Her recounts bring to my mind my own experiences: the love of school, the fear of failing, and the times I, too, bombed on a speech, a test, or a project. Now that I’m a college professor and used to student panics, I have a great deal of empathy for the college student, especially those who really care about their grades and have a real desire to learn. And the truth is, that is the majority of students; at least in my experience.
Sure, there are those that sign up for a class then never show up. They end up with a fail grade and to their dismay they discover that down the road, when they finally grow up enough to apply themselves that the grade point average suffers forever due to that “F.” I’ve long since given up in trying to convince students to drop the course if they discover they can’t cut it; after two warnings I say no more about it. It’s the students that see college for what it really is – that of a learning experience, that I put my efforts into. Both my daughters fall into that category; when they are in school they love to talk about what they are learning, and the best part of all (aside from my pride in their accomplishments) is that I learn something new from them, too. There’s lots of new stuff for me to learn; after all, it’s been a while since I was in school. Life truly is a life-long learning experience, from real-life experience and from books, not just a stepping stone to a high income paycheck.

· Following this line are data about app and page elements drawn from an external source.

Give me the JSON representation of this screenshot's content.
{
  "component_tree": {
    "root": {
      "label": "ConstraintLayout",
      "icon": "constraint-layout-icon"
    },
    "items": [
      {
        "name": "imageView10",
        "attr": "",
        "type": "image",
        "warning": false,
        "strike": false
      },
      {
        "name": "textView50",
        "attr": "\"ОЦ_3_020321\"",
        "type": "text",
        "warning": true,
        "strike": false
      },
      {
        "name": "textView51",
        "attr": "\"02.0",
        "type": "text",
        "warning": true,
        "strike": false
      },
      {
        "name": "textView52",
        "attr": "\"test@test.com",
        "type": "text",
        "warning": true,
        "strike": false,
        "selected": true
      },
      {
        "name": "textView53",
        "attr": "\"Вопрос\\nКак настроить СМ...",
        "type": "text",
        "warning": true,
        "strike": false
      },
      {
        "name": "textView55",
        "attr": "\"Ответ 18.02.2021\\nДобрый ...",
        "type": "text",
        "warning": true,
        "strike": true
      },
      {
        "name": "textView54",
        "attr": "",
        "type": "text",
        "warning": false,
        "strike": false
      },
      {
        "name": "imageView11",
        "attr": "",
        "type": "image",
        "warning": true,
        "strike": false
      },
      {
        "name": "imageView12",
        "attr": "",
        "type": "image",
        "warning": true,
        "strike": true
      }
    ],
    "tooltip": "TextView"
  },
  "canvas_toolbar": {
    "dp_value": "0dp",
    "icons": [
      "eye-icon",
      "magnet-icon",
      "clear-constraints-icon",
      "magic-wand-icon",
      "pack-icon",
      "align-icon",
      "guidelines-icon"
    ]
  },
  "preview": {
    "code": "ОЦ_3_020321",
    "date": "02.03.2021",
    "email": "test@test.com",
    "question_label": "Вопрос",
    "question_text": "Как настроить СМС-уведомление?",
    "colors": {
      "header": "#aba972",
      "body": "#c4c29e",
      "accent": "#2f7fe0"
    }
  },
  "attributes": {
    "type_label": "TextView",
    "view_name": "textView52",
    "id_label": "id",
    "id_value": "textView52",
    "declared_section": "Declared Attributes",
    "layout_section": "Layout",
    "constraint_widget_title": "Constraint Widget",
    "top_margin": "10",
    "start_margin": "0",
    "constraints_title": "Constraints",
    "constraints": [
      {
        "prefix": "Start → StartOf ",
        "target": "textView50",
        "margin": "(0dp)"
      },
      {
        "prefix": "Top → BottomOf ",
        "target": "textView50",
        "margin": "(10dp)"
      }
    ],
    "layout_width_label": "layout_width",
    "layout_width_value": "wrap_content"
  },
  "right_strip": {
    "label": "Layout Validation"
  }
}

I have to say, I just don’t understand anyone who is not a reader. So much knowledge can be gained from the written word and I can’t grasp the notion that reading for pleasure and for learning is avoided by some. But, I realized long ago that what I think is best for me is not necessarily the case for someone else. I recall a woman I worked with during my waitressing days who was single, no children, and hated her job. I pushed and pushed her to either travel or take college classes for a degree and better job opportunities. I envied her the freedom she had to do what she wanted; I was raising my girls, married, and waitressing didn’t bring in much money. One day she shot back at me, “Not everyone wants to do what you want!” or something to that effect. I never forgot how strongly she said those words.
Although it’s hard for me to this day not to try and tell someone how they can have a better life, improve their situation, etc., I know after several incidents such as the one I just described, people do what is best for them, and my idea of what that is may not necessarily work for them. That’s what life experience has taught me.
So, for me, I’ll continue to read and learn for my own benefit, knowing that my kids picked up the same initiative and hopefully, they in turn will pass the love of reading and learning on to their own children.
I can hardly wait for the next dream – probably it will be the one where I have to give a presentation and I’ve forgotten both my notes and my clothes!